Russia has seized the Ukrainian region of Crimea, flown fighter jets over Sweden, and has been accused of influencing the United States election by hacking the Democratic Party’s e-mail servers.

Most recently, Michael Flynn, the former national security advisor, stepped down after it was revealed he had withheld some vital information from the Trump administration concerning Russia. Russia influences our world daily. Who is behind all of this? Meet the man, Vladimir Putin, who has controlled Russia since 1999.

Who Is Putin?

Vladimir Putin was born in the Soviet Union in St. Petersburg (formerly Leningrad) in 1952. He attended university in the same city until he graduated and moved on to a career in the KGB. The KGB were an elite secret police who spied on both other countries but also made sure local citizens followed the laws. 

In 1991, Putin left the KGB to enter politics in his home city of St. Petersburg. He quickly rose through the ranks and eventually was promoted to First Deputy Prime Minister under President Yeltsin.

On December 31, 1999, President Boris Yeltsin handed power over to Vladimir Putin. Putin quickly began a campaign of political repression and power grabbing. He established himself as a man of the people and his ratings soared. He was re-elected in 2004 and eventually gave the presidency to Dmitry Medvedev in 2008. However, Putin did not really give up power. He became Prime Minister in 2008 and continued to guide Russia through the new President Medvedev. Finally, Putin gained the presidency again in 2012 and has continued to rule Russia since.

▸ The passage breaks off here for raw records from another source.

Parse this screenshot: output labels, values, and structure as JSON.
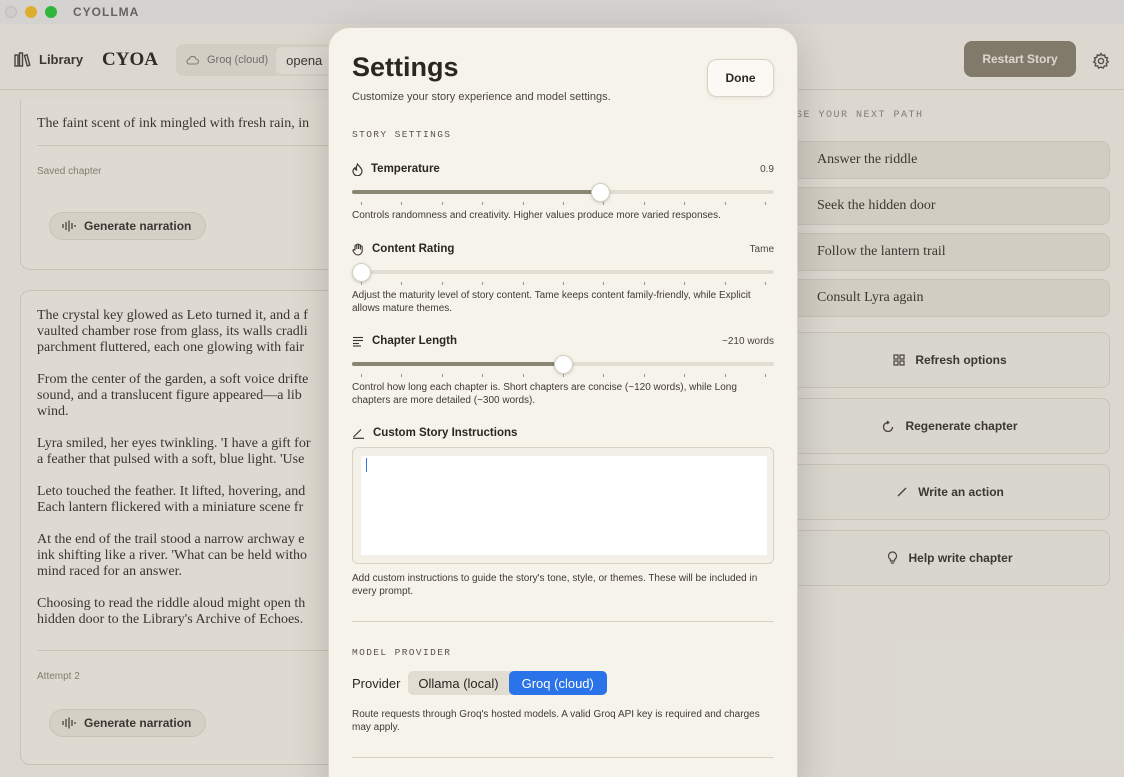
{
  "window": {
    "title": "CYOLLMA"
  },
  "toolbar": {
    "library_label": "Library",
    "brand": "CYOA",
    "provider_pill": "Groq (cloud)",
    "model_fragment": "opena",
    "restart_label": "Restart Story"
  },
  "story": {
    "card1_text": "The faint scent of ink mingled with fresh rain, in",
    "card1_meta": "Saved chapter",
    "narration_label": "Generate narration",
    "card2_paragraphs": [
      "The crystal key glowed as Leto turned it, and a f\nvaulted chamber rose from glass, its walls cradli\nparchment fluttered, each one glowing with fair",
      "From the center of the garden, a soft voice drifte\nsound, and a translucent figure appeared—a lib\nwind.",
      "Lyra smiled, her eyes twinkling. 'I have a gift for\na feather that pulsed with a soft, blue light. 'Use",
      "Leto touched the feather. It lifted, hovering, and\nEach lantern flickered with a miniature scene fr",
      "At the end of the trail stood a narrow archway e\nink shifting like a river. 'What can be held witho\nmind raced for an answer.",
      "Choosing to read the riddle aloud might open th\nhidden door to the Library's Archive of Echoes."
    ],
    "card2_meta": "Attempt 2"
  },
  "side": {
    "heading": "SE YOUR NEXT PATH",
    "choices": [
      "Answer the riddle",
      "Seek the hidden door",
      "Follow the lantern trail",
      "Consult Lyra again"
    ],
    "actions": [
      "Refresh options",
      "Regenerate chapter",
      "Write an action",
      "Help write chapter"
    ]
  },
  "settings": {
    "title": "Settings",
    "subtitle": "Customize your story experience and model settings.",
    "done_label": "Done",
    "story_section": "STORY SETTINGS",
    "temperature": {
      "label": "Temperature",
      "value": "0.9",
      "level": 0.594,
      "description": "Controls randomness and creativity. Higher values produce more varied responses."
    },
    "content_rating": {
      "label": "Content Rating",
      "value": "Tame",
      "level": 0.0,
      "description": "Adjust the maturity level of story content. Tame keeps content family-friendly, while Explicit allows mature themes."
    },
    "chapter_length": {
      "label": "Chapter Length",
      "value": "~210 words",
      "level": 0.5,
      "description": "Control how long each chapter is. Short chapters are concise (~120 words), while Long chapters are more detailed (~300 words)."
    },
    "custom_instructions": {
      "label": "Custom Story Instructions",
      "value": "",
      "description": "Add custom instructions to guide the story's tone, style, or themes. These will be included in every prompt."
    },
    "model_section": "MODEL PROVIDER",
    "provider_label": "Provider",
    "provider_options": [
      "Ollama (local)",
      "Groq (cloud)"
    ],
    "provider_selected": "Groq (cloud)",
    "provider_note": "Route requests through Groq's hosted models. A valid Groq API key is required and charges may apply."
  }
}
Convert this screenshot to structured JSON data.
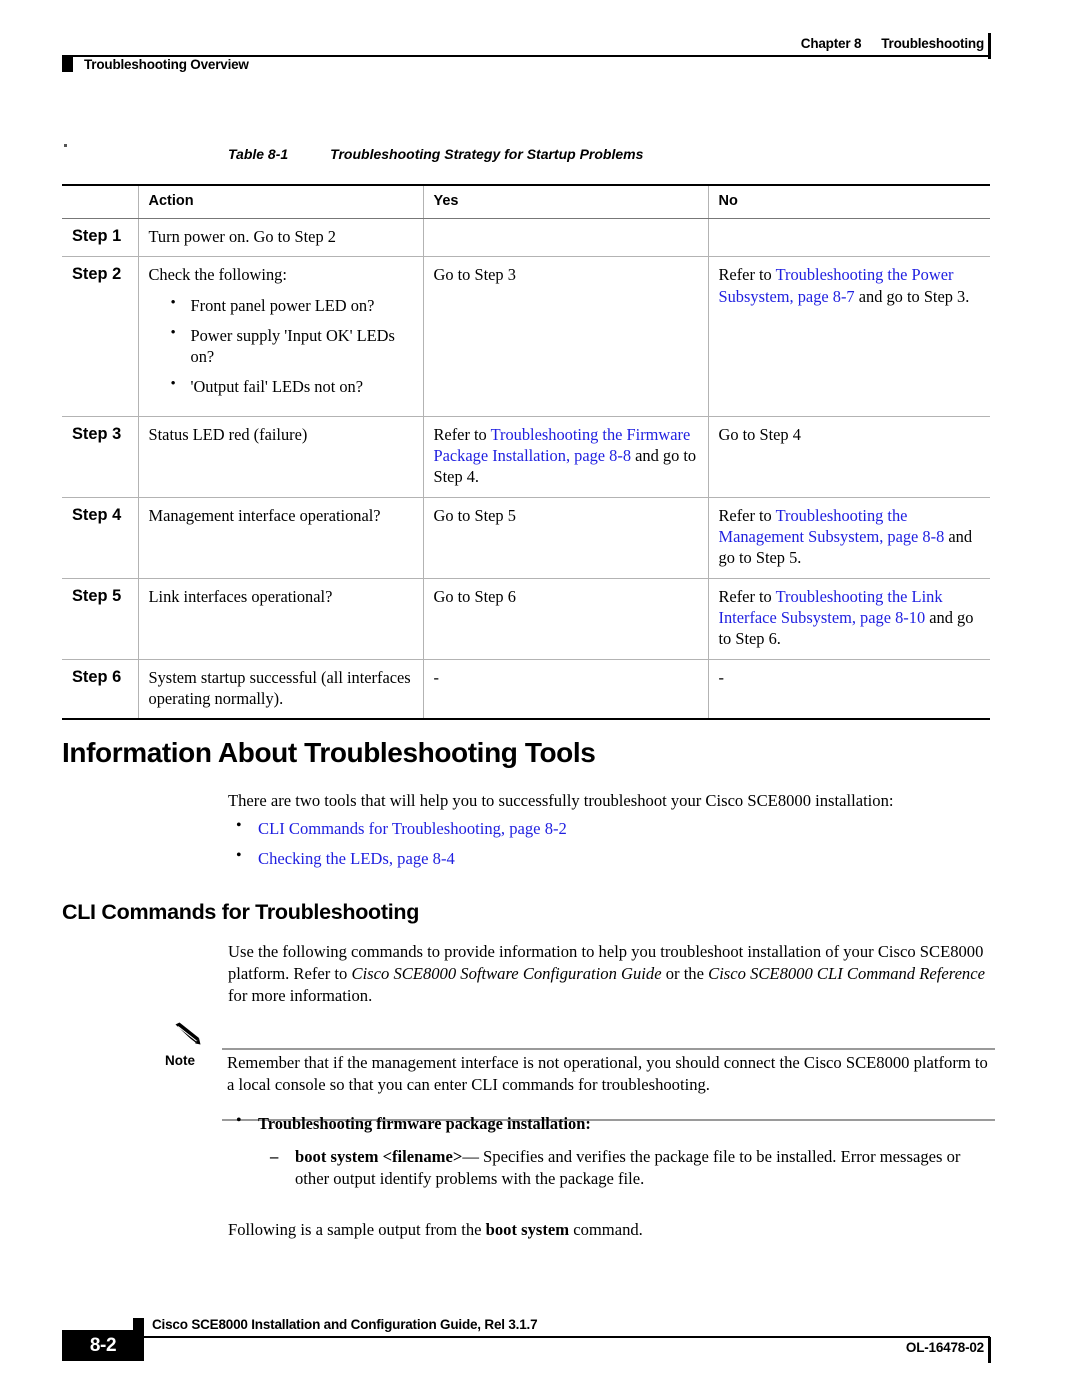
{
  "header": {
    "chapter_number": "Chapter 8",
    "chapter_title": "Troubleshooting",
    "section_label": "Troubleshooting Overview"
  },
  "table": {
    "caption_number": "Table 8-1",
    "caption_title": "Troubleshooting Strategy for Startup Problems",
    "columns": [
      "",
      "Action",
      "Yes",
      "No"
    ],
    "rows": [
      {
        "step": "Step 1",
        "action": "Turn power on. Go to Step 2",
        "yes": "",
        "no": ""
      },
      {
        "step": "Step 2",
        "action": "Check the following:",
        "action_bullets": [
          "Front panel power LED on?",
          "Power supply 'Input OK' LEDs on?",
          "'Output fail' LEDs not on?"
        ],
        "yes": "Go to Step 3",
        "no_prefix": "Refer to ",
        "no_link": "Troubleshooting the Power Subsystem, page 8-7",
        "no_suffix": " and go to Step 3."
      },
      {
        "step": "Step 3",
        "action": "Status LED red (failure)",
        "yes_prefix": "Refer to ",
        "yes_link": "Troubleshooting the Firmware Package Installation, page 8-8",
        "yes_suffix": " and go to Step 4.",
        "no": "Go to Step 4"
      },
      {
        "step": "Step 4",
        "action": "Management interface operational?",
        "yes": "Go to Step 5",
        "no_prefix": "Refer to ",
        "no_link": "Troubleshooting the Management Subsystem, page 8-8",
        "no_suffix": " and go to Step 5."
      },
      {
        "step": "Step 5",
        "action": "Link interfaces operational?",
        "yes": "Go to Step 6",
        "no_prefix": "Refer to ",
        "no_link": "Troubleshooting the Link Interface Subsystem, page 8-10",
        "no_suffix": " and go to Step 6."
      },
      {
        "step": "Step 6",
        "action": "System startup successful (all interfaces operating normally).",
        "yes": "-",
        "no": "-"
      }
    ]
  },
  "sections": {
    "h1_title": "Information About Troubleshooting Tools",
    "intro_paragraph": "There are two tools that will help you to successfully troubleshoot your Cisco SCE8000 installation:",
    "tool_links": [
      "CLI Commands for Troubleshooting, page 8-2",
      "Checking the LEDs, page 8-4"
    ],
    "h2_title": "CLI Commands for Troubleshooting",
    "cli_paragraph": {
      "part1": "Use the following commands to provide information to help you troubleshoot installation of your Cisco SCE8000 platform. Refer to ",
      "italic1": "Cisco SCE8000 Software Configuration Guide",
      "part2": " or the ",
      "italic2": "Cisco SCE8000 CLI Command Reference",
      "part3": " for more information."
    }
  },
  "note": {
    "label": "Note",
    "icon": "pencil-icon",
    "text": "Remember that if the management interface is not operational, you should connect the Cisco SCE8000 platform to a local console so that you can enter CLI commands for troubleshooting."
  },
  "command_list": {
    "heading_bullet": "Troubleshooting firmware package installation:",
    "dash_item": {
      "command": "boot system <filename>",
      "description": "— Specifies and verifies the package file to be installed. Error messages or other output identify problems with the package file."
    },
    "following_text": {
      "part1": "Following is a sample output from the ",
      "bold": "boot system",
      "part2": " command."
    }
  },
  "footer": {
    "guide_title": "Cisco SCE8000 Installation and Configuration Guide, Rel 3.1.7",
    "page_number": "8-2",
    "doc_id": "OL-16478-02"
  },
  "colors": {
    "link_blue": "#1f1fe0",
    "rule_black": "#000000",
    "table_grid": "#b3b3b3"
  }
}
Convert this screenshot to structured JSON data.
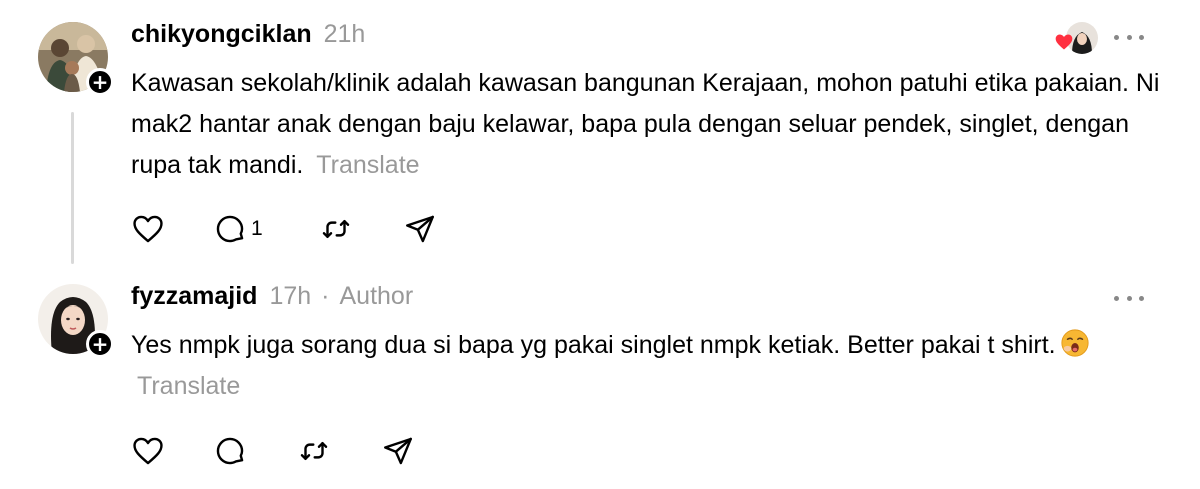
{
  "posts": [
    {
      "username": "chikyongciklan",
      "timestamp": "21h",
      "text": "Kawasan sekolah/klinik adalah kawasan bangunan Kerajaan, mohon patuhi etika pakaian. Ni mak2 hantar anak dengan baju kelawar, bapa pula dengan seluar pendek, singlet, dengan rupa tak mandi.",
      "translate_label": "Translate",
      "reply_count": "1",
      "liked_by_heart_color": "#ff3040"
    },
    {
      "username": "fyzzamajid",
      "timestamp": "17h",
      "separator": "·",
      "author_label": "Author",
      "text": "Yes nmpk juga sorang dua si bapa yg pakai singlet nmpk ketiak. Better pakai t shirt.",
      "emoji": "yawning-face-emoji",
      "translate_label": "Translate"
    }
  ],
  "icons": {
    "like": "heart-outline-icon",
    "reply": "speech-bubble-icon",
    "repost": "repost-arrows-icon",
    "share": "paper-plane-icon",
    "more": "more-dots-icon",
    "follow": "plus-badge-icon"
  },
  "colors": {
    "text": "#000000",
    "muted": "#999999",
    "thread_line": "#d9d9d9",
    "like_heart": "#ff3040"
  }
}
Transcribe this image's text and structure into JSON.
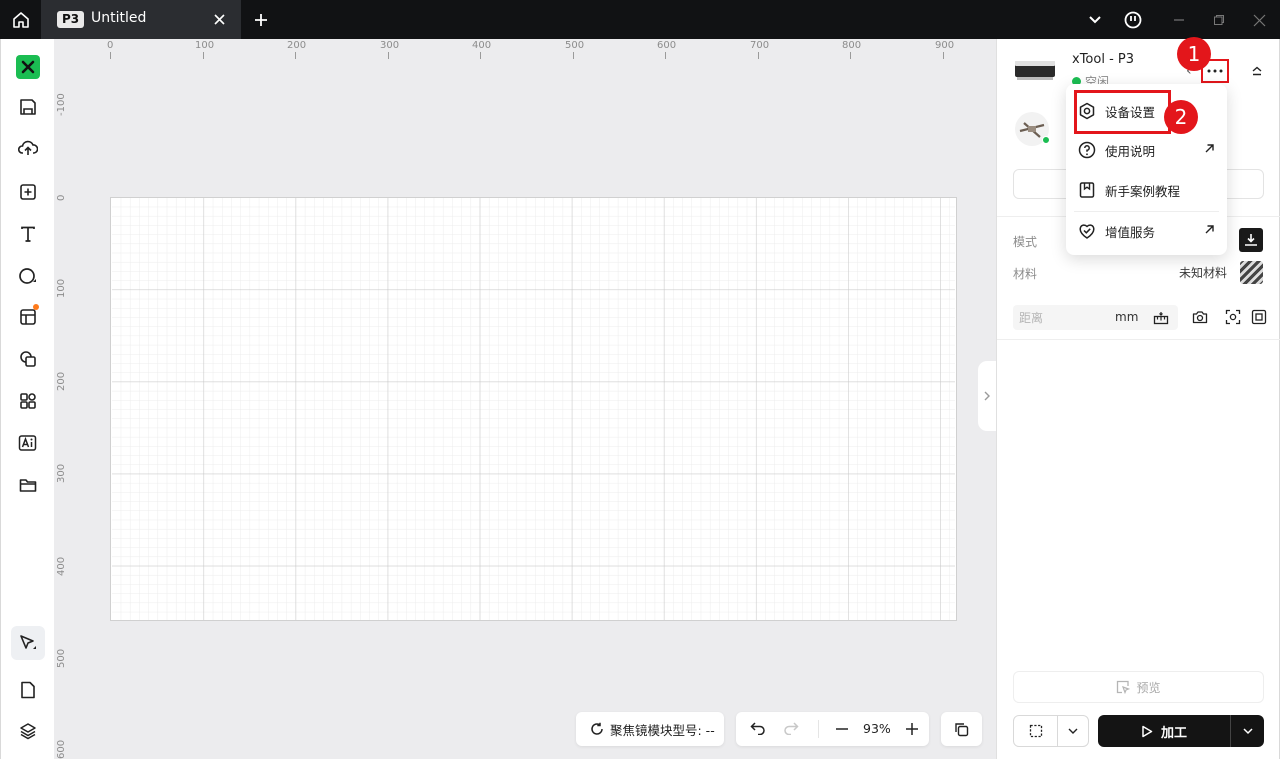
{
  "titlebar": {
    "tab_badge": "P3",
    "tab_title": "Untitled"
  },
  "canvas": {
    "ruler_top": [
      "0",
      "100",
      "200",
      "300",
      "400",
      "500",
      "600",
      "700",
      "800",
      "900"
    ],
    "ruler_left": [
      "-100",
      "0",
      "100",
      "200",
      "300",
      "400",
      "500",
      "600"
    ],
    "focus_label": "聚焦镜模块型号: --",
    "zoom": "93%"
  },
  "device": {
    "name": "xTool - P3",
    "status": "空闲",
    "status_color": "#1bbd52"
  },
  "annotations": {
    "step1": "1",
    "step2": "2",
    "highlight_color": "#e3161b"
  },
  "menu": {
    "items": [
      {
        "label": "设备设置",
        "icon": "gear-hex-icon",
        "external": false
      },
      {
        "label": "使用说明",
        "icon": "help-icon",
        "external": true
      },
      {
        "label": "新手案例教程",
        "icon": "bookmark-icon",
        "external": false
      },
      {
        "label": "增值服务",
        "icon": "shield-check-icon",
        "external": true
      }
    ]
  },
  "panel": {
    "mode_label": "模式",
    "material_label": "材料",
    "material_value": "未知材料",
    "distance_placeholder": "距离",
    "distance_unit": "mm",
    "preview_label": "预览",
    "process_label": "加工"
  }
}
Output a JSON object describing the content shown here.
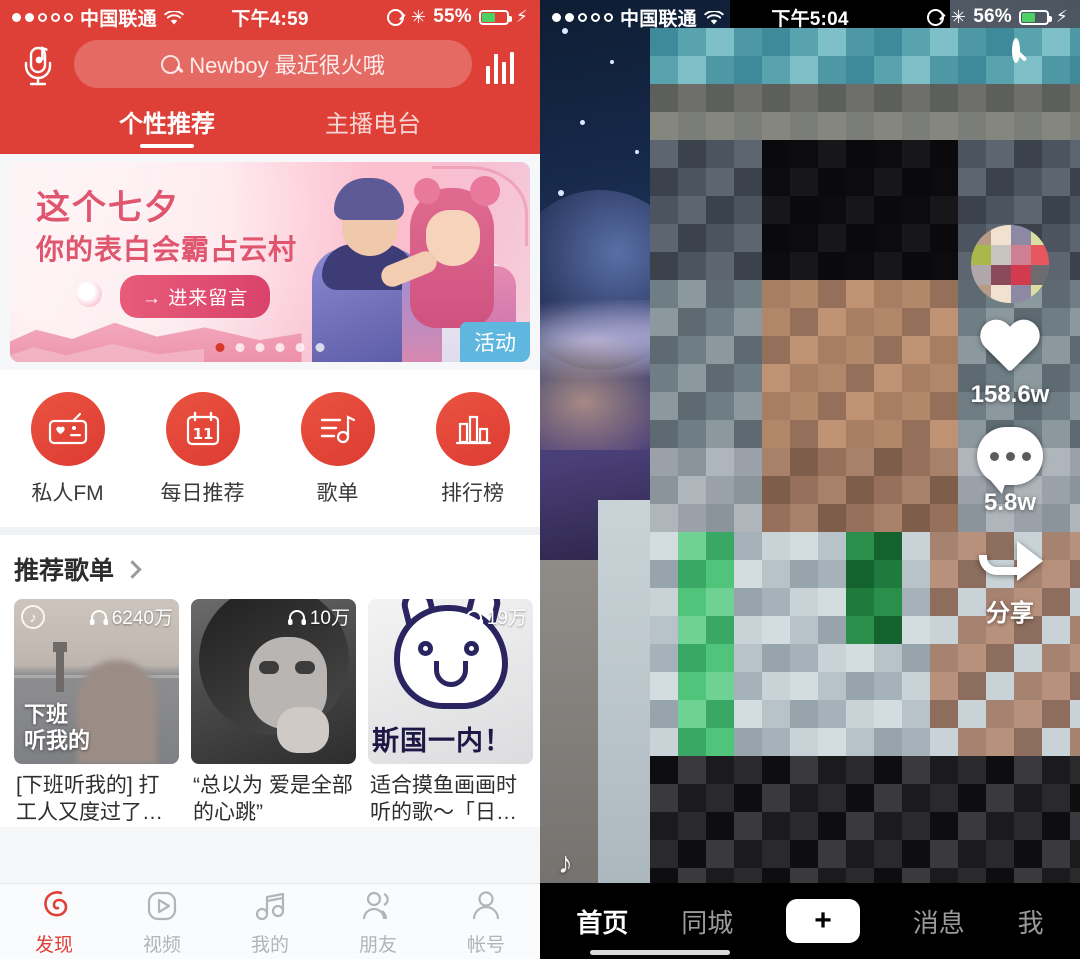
{
  "left_app": {
    "name": "NetEase Cloud Music",
    "accent_color": "#de4038",
    "status_bar": {
      "carrier": "中国联通",
      "time": "下午4:59",
      "battery_pct": "55%",
      "signal_dots_filled": 2,
      "signal_dots_total": 5
    },
    "header": {
      "mic_icon": "mic-note-icon",
      "search_placeholder": "Newboy 最近很火哦",
      "search_icon": "search-icon",
      "equalizer_icon": "equalizer-icon"
    },
    "tabs": [
      {
        "label": "个性推荐",
        "active": true
      },
      {
        "label": "主播电台",
        "active": false
      }
    ],
    "banner": {
      "title": "这个七夕",
      "subtitle": "你的表白会霸占云村",
      "button": "→ 进来留言",
      "tag": "活动",
      "dots_total": 6,
      "dots_active_index": 0
    },
    "quick_entries": [
      {
        "label": "私人FM",
        "icon": "radio-heart-icon"
      },
      {
        "label": "每日推荐",
        "icon": "calendar-icon",
        "badge": "11"
      },
      {
        "label": "歌单",
        "icon": "playlist-note-icon"
      },
      {
        "label": "排行榜",
        "icon": "bar-chart-icon"
      }
    ],
    "section": {
      "title": "推荐歌单",
      "chevron_icon": "chevron-right-icon"
    },
    "playlists": [
      {
        "plays": "6240万",
        "headphone_icon": "headphone-icon",
        "logo_icon": "netease-logo-icon",
        "cover_text": "下班\n听我的",
        "title": "[下班听我的] 打工人又度过了…"
      },
      {
        "plays": "10万",
        "headphone_icon": "headphone-icon",
        "cover_text": "",
        "title": "“总以为 爱是全部的心跳”"
      },
      {
        "plays": "19万",
        "headphone_icon": "headphone-icon",
        "cover_text": "斯国一内！",
        "title": "适合摸鱼画画时听的歌～「日…"
      }
    ],
    "bottom_nav": [
      {
        "label": "发现",
        "icon": "netease-logo-icon",
        "active": true
      },
      {
        "label": "视频",
        "icon": "play-video-icon",
        "active": false
      },
      {
        "label": "我的",
        "icon": "music-note-icon",
        "active": false
      },
      {
        "label": "朋友",
        "icon": "friends-icon",
        "active": false
      },
      {
        "label": "帐号",
        "icon": "account-icon",
        "active": false
      }
    ]
  },
  "right_app": {
    "name": "Douyin",
    "status_bar": {
      "carrier": "中国联通",
      "time": "下午5:04",
      "battery_pct": "56%",
      "signal_dots_filled": 2,
      "signal_dots_total": 5
    },
    "search_icon": "search-icon",
    "rail": {
      "avatar_icon": "avatar",
      "like_icon": "heart-icon",
      "like_count": "158.6w",
      "comment_icon": "comment-icon",
      "comment_count": "5.8w",
      "share_icon": "share-arrow-icon",
      "share_label": "分享"
    },
    "music_note_icon": "music-note-icon",
    "bottom_nav": [
      {
        "label": "首页",
        "active": true
      },
      {
        "label": "同城",
        "active": false
      },
      {
        "label": "+",
        "active": false,
        "is_plus": true
      },
      {
        "label": "消息",
        "active": false
      },
      {
        "label": "我",
        "active": false
      }
    ]
  }
}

Life in Russia

What is life like in Putin’s Russia? Well, not great. Political freedom is highly repressed in Russia. While Russia is no longer a Communist state, the government is still powerful and intrudes in every aspect of Russian life. Many Russian news stations, such as Russia Today, are owned by the state. Therefore, what the press wishes to report on and their positions on issues are pre-approved by the Russian government. Independent news sources and reporters constantly struggle to get the uncensored truth to the public.

Repression of political opponents is also common. Many of Putin’s enemies, including oil tycoon Mikhail Khodorkovsky and journalist Anna Politkovskaya have been either exiled or assassinated. Protests against Putin are quickly shut down by the police. Freedom of speech doesn’t truly exist in modern Russia.

However, Putin still enjoys the support of his country's citizens. After the breakup of Soviet Union, Russia has struggled with democracy and the country's economy has been in decline. Many Russians believe their country was stronger under communism and Putin will make Russia powerful again.